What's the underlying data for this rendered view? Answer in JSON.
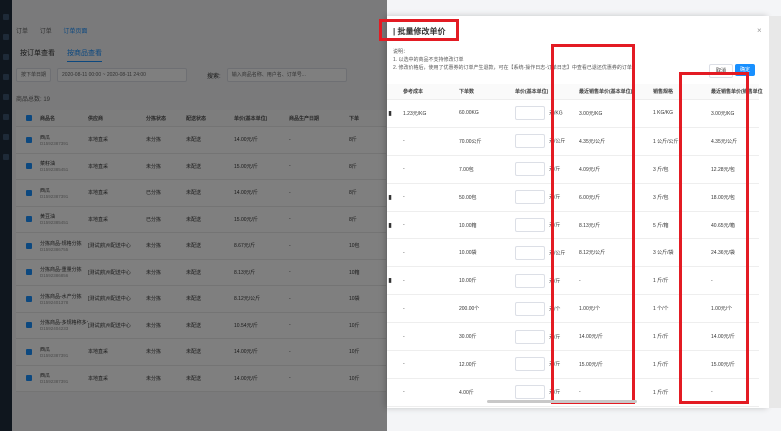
{
  "background": {
    "breadcrumb": [
      "订单",
      "订单",
      "订单页面"
    ],
    "tabs": [
      "按订单查看",
      "按商品查看"
    ],
    "filters": [
      "按下单日期",
      "2020-08-11 00:00 ~ 2020-08-11 24:00",
      "搜索:",
      "输入商品名称、用户名、订单号..."
    ],
    "total": "商品总数: 19",
    "columns": [
      "商品名",
      "供应商",
      "分拣状态",
      "配送状态",
      "单价(基本单位)",
      "商品生产日期",
      "下单"
    ],
    "rows": [
      {
        "name": "西瓜",
        "sub": "D1592387391",
        "supplier": "本地直采",
        "status": "未分拣",
        "ship": "未配送",
        "price": "14.00元/斤",
        "date": "-",
        "qty": "8斤"
      },
      {
        "name": "菜籽油",
        "sub": "D1592385451",
        "supplier": "本地直采",
        "status": "未分拣",
        "ship": "未配送",
        "price": "15.00元/斤",
        "date": "-",
        "qty": "8斤"
      },
      {
        "name": "西瓜",
        "sub": "D1592387391",
        "supplier": "本地直采",
        "status": "已分拣",
        "ship": "未配送",
        "price": "14.00元/斤",
        "date": "-",
        "qty": "8斤"
      },
      {
        "name": "黄豆油",
        "sub": "D1592385451",
        "supplier": "本地直采",
        "status": "已分拣",
        "ship": "未配送",
        "price": "15.00元/斤",
        "date": "-",
        "qty": "8斤"
      },
      {
        "name": "分拣商品-规格分拣",
        "sub": "D1592386755",
        "supplier": "[测试]杭州配送中心",
        "status": "未分拣",
        "ship": "未配送",
        "price": "8.67元/斤",
        "date": "-",
        "qty": "10包"
      },
      {
        "name": "分拣商品-重量分拣",
        "sub": "D1592386856",
        "supplier": "[测试]杭州配送中心",
        "status": "未分拣",
        "ship": "未配送",
        "price": "8.13元/斤",
        "date": "-",
        "qty": "10箱"
      },
      {
        "name": "分拣商品-水产分拣",
        "sub": "D1592401378",
        "supplier": "[测试]杭州配送中心",
        "status": "未分拣",
        "ship": "未配送",
        "price": "8.12元/公斤",
        "date": "-",
        "qty": "10袋"
      },
      {
        "name": "分拣商品-多规格称多个",
        "sub": "D1592404233",
        "supplier": "[测试]杭州配送中心",
        "status": "未分拣",
        "ship": "未配送",
        "price": "10.54元/斤",
        "date": "-",
        "qty": "10斤"
      },
      {
        "name": "西瓜",
        "sub": "D1592387391",
        "supplier": "本地直采",
        "status": "未分拣",
        "ship": "未配送",
        "price": "14.00元/斤",
        "date": "-",
        "qty": "10斤"
      },
      {
        "name": "西瓜",
        "sub": "D1592387391",
        "supplier": "本地直采",
        "status": "未分拣",
        "ship": "未配送",
        "price": "14.00元/斤",
        "date": "-",
        "qty": "10斤"
      }
    ]
  },
  "modal": {
    "title": "| 批量修改单价",
    "close": "×",
    "notes_title": "说明：",
    "note1": "1. 以选中的商品不支持修改订单",
    "note2": "2. 修改价格后，使用了优惠券的订单产生退款，可在【系统-操作日志-订单日志】中查看已退还优惠券的订单",
    "cancel": "取消",
    "confirm": "确定",
    "columns": [
      "参考成本",
      "下单数",
      "单价(基本单位)",
      "最近销售单价(基本单位)",
      "销售规格",
      "最近销售单价(销售单位"
    ],
    "rows": [
      {
        "mark": "▮",
        "cost": "1.23元/KG",
        "qty": "60.00KG",
        "unit": "元/KG",
        "recent": "3.00元/KG",
        "spec": "1 KG/KG",
        "recent_sale": "3.00元/KG"
      },
      {
        "mark": "",
        "cost": "-",
        "qty": "70.00公斤",
        "unit": "元/公斤",
        "recent": "4.35元/公斤",
        "spec": "1 公斤/公斤",
        "recent_sale": "4.35元/公斤"
      },
      {
        "mark": "",
        "cost": "-",
        "qty": "7.00包",
        "unit": "元/斤",
        "recent": "4.09元/斤",
        "spec": "3 斤/包",
        "recent_sale": "12.28元/包"
      },
      {
        "mark": "▮",
        "cost": "-",
        "qty": "50.00包",
        "unit": "元/斤",
        "recent": "6.00元/斤",
        "spec": "3 斤/包",
        "recent_sale": "18.00元/包"
      },
      {
        "mark": "▮",
        "cost": "-",
        "qty": "10.00箱",
        "unit": "元/斤",
        "recent": "8.13元/斤",
        "spec": "5 斤/箱",
        "recent_sale": "40.65元/箱"
      },
      {
        "mark": "",
        "cost": "-",
        "qty": "10.00袋",
        "unit": "元/公斤",
        "recent": "8.12元/公斤",
        "spec": "3 公斤/袋",
        "recent_sale": "24.36元/袋"
      },
      {
        "mark": "▮",
        "cost": "-",
        "qty": "10.00斤",
        "unit": "元/斤",
        "recent": "-",
        "spec": "1 斤/斤",
        "recent_sale": "-"
      },
      {
        "mark": "",
        "cost": "-",
        "qty": "200.00个",
        "unit": "元/个",
        "recent": "1.00元/个",
        "spec": "1 个/个",
        "recent_sale": "1.00元/个"
      },
      {
        "mark": "",
        "cost": "-",
        "qty": "30.00斤",
        "unit": "元/斤",
        "recent": "14.00元/斤",
        "spec": "1 斤/斤",
        "recent_sale": "14.00元/斤"
      },
      {
        "mark": "",
        "cost": "-",
        "qty": "12.00斤",
        "unit": "元/斤",
        "recent": "15.00元/斤",
        "spec": "1 斤/斤",
        "recent_sale": "15.00元/斤"
      },
      {
        "mark": "",
        "cost": "-",
        "qty": "4.00斤",
        "unit": "元/斤",
        "recent": "-",
        "spec": "1 斤/斤",
        "recent_sale": "-"
      }
    ]
  },
  "colors": {
    "highlight": "#e31b23",
    "primary": "#1890ff"
  }
}
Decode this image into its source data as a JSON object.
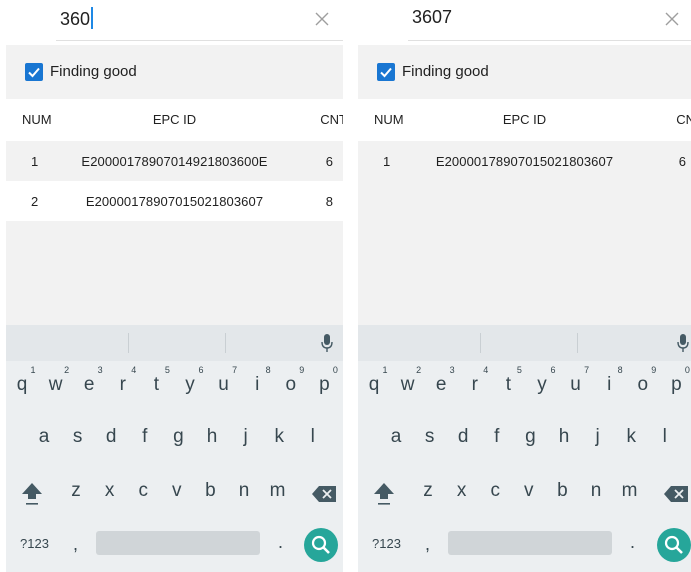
{
  "colors": {
    "accent": "#1976d2",
    "search_key": "#26a69a",
    "keyboard_bg": "#eceff1"
  },
  "left": {
    "search_value": "360",
    "filter_label": "Finding good",
    "headers": {
      "num": "NUM",
      "epc": "EPC ID",
      "cnt": "CNT"
    },
    "rows": [
      {
        "num": "1",
        "epc": "E20000178907014921803600E",
        "cnt": "6"
      },
      {
        "num": "2",
        "epc": "E20000178907015021803607",
        "cnt": "8"
      }
    ]
  },
  "right": {
    "search_value": "3607",
    "filter_label": "Finding good",
    "headers": {
      "num": "NUM",
      "epc": "EPC ID",
      "cnt": "CNT"
    },
    "rows": [
      {
        "num": "1",
        "epc": "E20000178907015021803607",
        "cnt": "6"
      }
    ]
  },
  "keyboard": {
    "row1": [
      "q",
      "w",
      "e",
      "r",
      "t",
      "y",
      "u",
      "i",
      "o",
      "p"
    ],
    "hints": [
      "1",
      "2",
      "3",
      "4",
      "5",
      "6",
      "7",
      "8",
      "9",
      "0"
    ],
    "row2": [
      "a",
      "s",
      "d",
      "f",
      "g",
      "h",
      "j",
      "k",
      "l"
    ],
    "row3": [
      "z",
      "x",
      "c",
      "v",
      "b",
      "n",
      "m"
    ],
    "symbols_key": "?123",
    "comma": ",",
    "period": ".",
    "icons": [
      "mic-icon",
      "shift-icon",
      "backspace-icon",
      "search-icon",
      "close-icon",
      "check-icon"
    ]
  }
}
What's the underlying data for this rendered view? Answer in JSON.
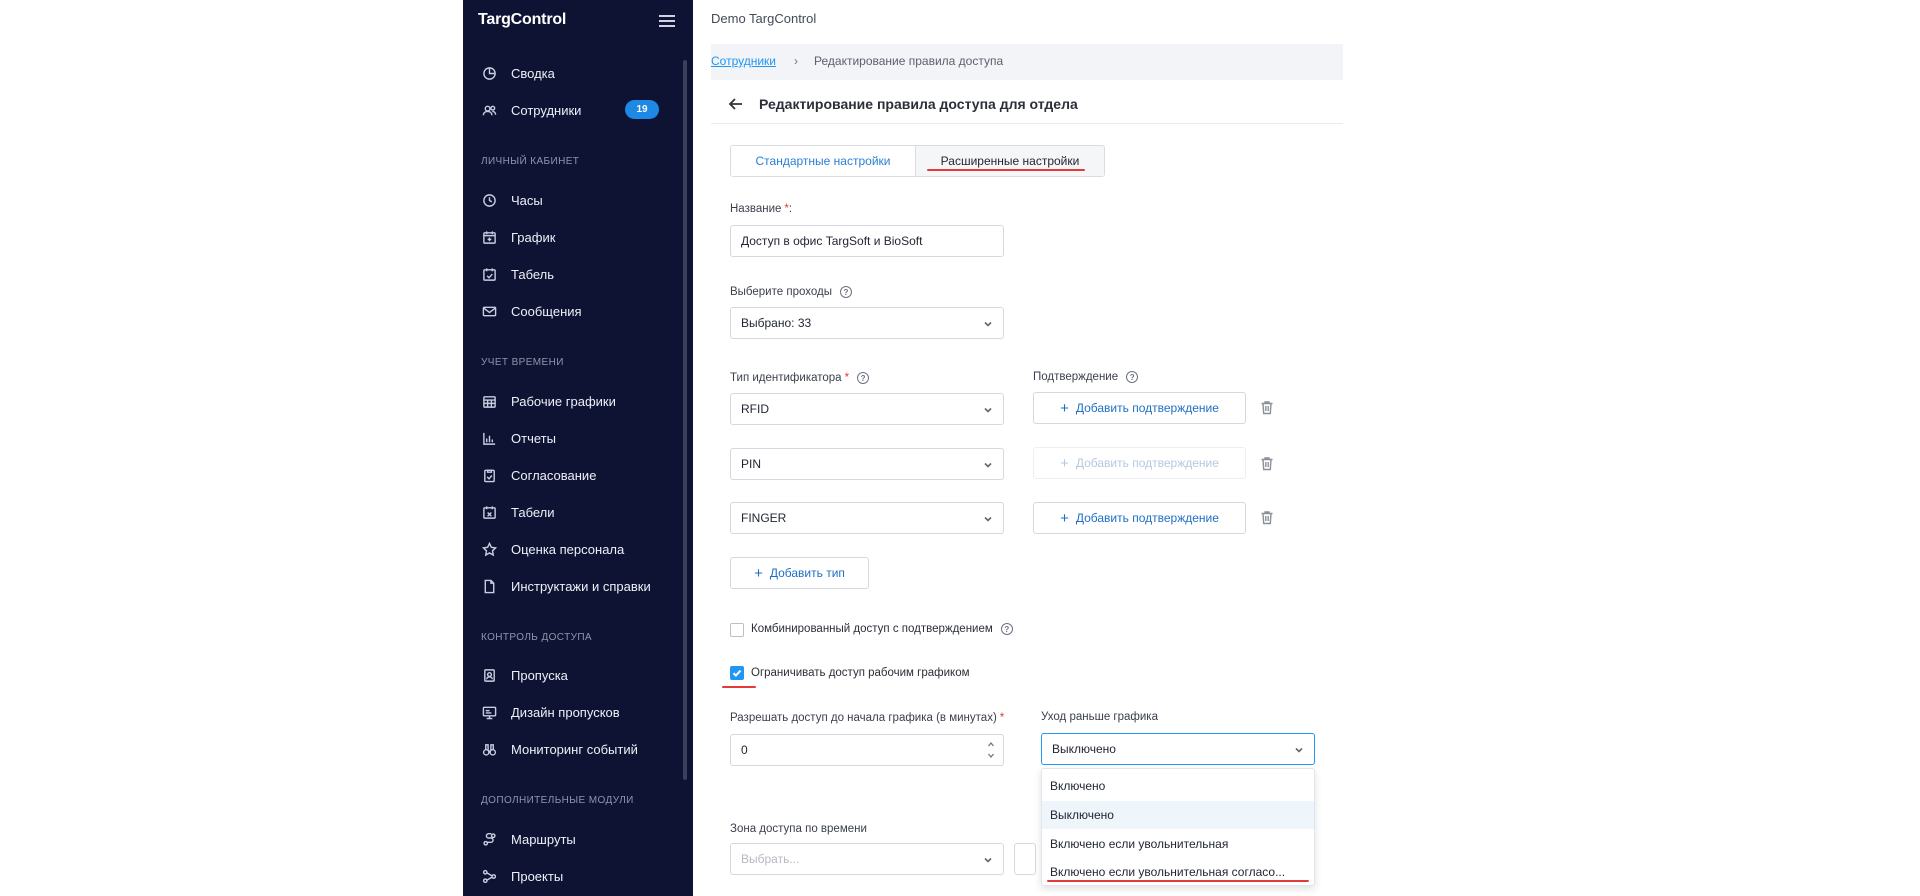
{
  "sidebar": {
    "logo": "TargControl",
    "items": [
      {
        "label": "Сводка",
        "icon": "pie-chart-icon"
      },
      {
        "label": "Сотрудники",
        "icon": "users-icon",
        "badge": "19"
      },
      {
        "label": "Часы",
        "icon": "clock-icon"
      },
      {
        "label": "График",
        "icon": "calendar-plus-icon"
      },
      {
        "label": "Табель",
        "icon": "calendar-check-icon"
      },
      {
        "label": "Сообщения",
        "icon": "mail-icon"
      },
      {
        "label": "Рабочие графики",
        "icon": "calendar-grid-icon"
      },
      {
        "label": "Отчеты",
        "icon": "bar-chart-icon"
      },
      {
        "label": "Согласование",
        "icon": "clipboard-check-icon"
      },
      {
        "label": "Табели",
        "icon": "calendar-x-icon"
      },
      {
        "label": "Оценка персонала",
        "icon": "star-icon"
      },
      {
        "label": "Инструктажи и справки",
        "icon": "document-icon"
      },
      {
        "label": "Пропуска",
        "icon": "badge-icon"
      },
      {
        "label": "Дизайн пропусков",
        "icon": "design-icon"
      },
      {
        "label": "Мониторинг событий",
        "icon": "binoculars-icon"
      },
      {
        "label": "Маршруты",
        "icon": "route-icon"
      },
      {
        "label": "Проекты",
        "icon": "projects-icon"
      }
    ],
    "sections": [
      "ЛИЧНЫЙ КАБИНЕТ",
      "УЧЕТ ВРЕМЕНИ",
      "КОНТРОЛЬ ДОСТУПА",
      "ДОПОЛНИТЕЛЬНЫЕ МОДУЛИ"
    ]
  },
  "header": {
    "app_title": "Demo TargControl"
  },
  "breadcrumb": {
    "link": "Сотрудники",
    "sep": "›",
    "current": "Редактирование правила доступа"
  },
  "page": {
    "title": "Редактирование правила доступа для отдела"
  },
  "tabs": [
    {
      "label": "Стандартные настройки"
    },
    {
      "label": "Расширенные настройки"
    }
  ],
  "form": {
    "name_label": "Название",
    "required_mark": "*",
    "name_colon": ":",
    "name_value": "Доступ в офис TargSoft и BioSoft",
    "passes_label": "Выберите проходы",
    "passes_value": "Выбрано: 33",
    "id_type_label": "Тип идентификатора",
    "confirm_label": "Подтверждение",
    "id_rows": [
      {
        "type": "RFID",
        "confirm": "Добавить подтверждение",
        "enabled": true
      },
      {
        "type": "PIN",
        "confirm": "Добавить подтверждение",
        "enabled": false
      },
      {
        "type": "FINGER",
        "confirm": "Добавить подтверждение",
        "enabled": true
      }
    ],
    "add_type": "Добавить тип",
    "plus": "+",
    "help": "?",
    "combined_label": "Комбинированный доступ с подтверждением",
    "combined_checked": false,
    "restrict_label": "Ограничивать доступ рабочим графиком",
    "restrict_checked": true,
    "before_label": "Разрешать доступ до начала графика (в минутах)",
    "before_value": "0",
    "early_label": "Уход раньше графика",
    "early_value": "Выключено",
    "zone_label": "Зона доступа по времени",
    "zone_placeholder": "Выбрать..."
  },
  "dropdown": {
    "options": [
      "Включено",
      "Выключено",
      "Включено если увольнительная",
      "Включено если увольнительная согласо..."
    ],
    "selected": "Выключено"
  },
  "colors": {
    "sidebar_bg": "#0e1333",
    "accent": "#2196f3",
    "highlight_underline": "#e5393a"
  }
}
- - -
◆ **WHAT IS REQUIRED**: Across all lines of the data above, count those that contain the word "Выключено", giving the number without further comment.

◆ **RESPONSE TO THE EXERCISE**: 3